Working data:
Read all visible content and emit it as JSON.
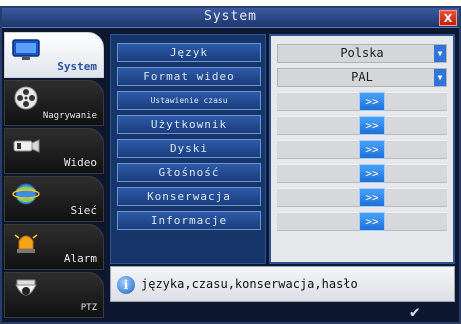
{
  "window": {
    "title": "System",
    "close_label": "X"
  },
  "sidebar": {
    "items": [
      {
        "label": "System"
      },
      {
        "label": "Nagrywanie"
      },
      {
        "label": "Wideo"
      },
      {
        "label": "Sieć"
      },
      {
        "label": "Alarm"
      },
      {
        "label": "PTZ"
      }
    ]
  },
  "menu": {
    "items": [
      {
        "label": "Język"
      },
      {
        "label": "Format wideo"
      },
      {
        "label": "Ustawienie czasu"
      },
      {
        "label": "Użytkownik"
      },
      {
        "label": "Dyski"
      },
      {
        "label": "Głośność"
      },
      {
        "label": "Konserwacja"
      },
      {
        "label": "Informacje"
      }
    ]
  },
  "values": {
    "language": "Polska",
    "video_format": "PAL",
    "arrow_label": ">>"
  },
  "help": {
    "text": "języka,czasu,konserwacja,hasło",
    "info_icon": "i"
  },
  "colors": {
    "accent": "#2f76d8",
    "background": "#0d1730"
  }
}
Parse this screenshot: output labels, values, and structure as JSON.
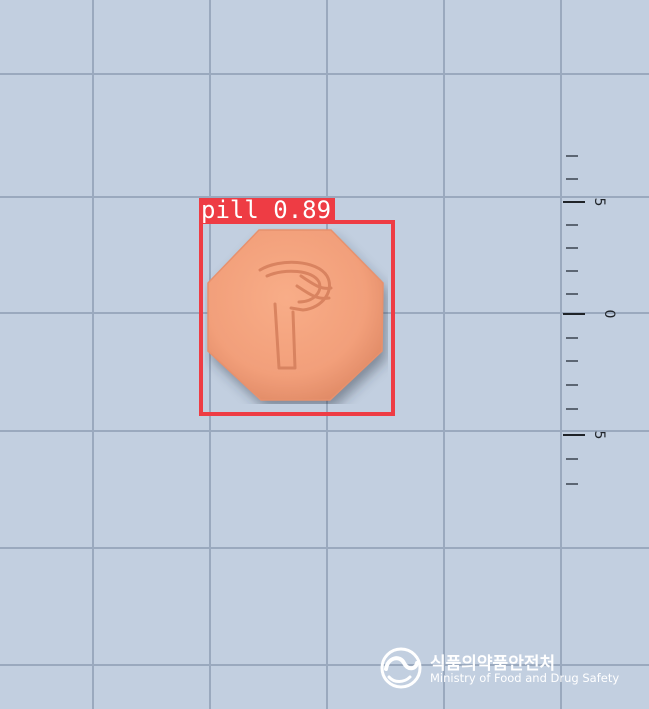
{
  "detection": {
    "label": "pill 0.89",
    "box_color": "#ee3c44"
  },
  "pill": {
    "color": "#f5a07a",
    "imprint_icon": "stylized-p-imprint"
  },
  "ruler": {
    "labels": [
      "5",
      "0",
      "5"
    ]
  },
  "watermark": {
    "organization_ko": "식품의약품안전처",
    "organization_en": "Ministry of Food and Drug Safety",
    "logo_icon": "taegeuk-swirl-icon"
  }
}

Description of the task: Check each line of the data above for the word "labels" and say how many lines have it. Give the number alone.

Solution below: 2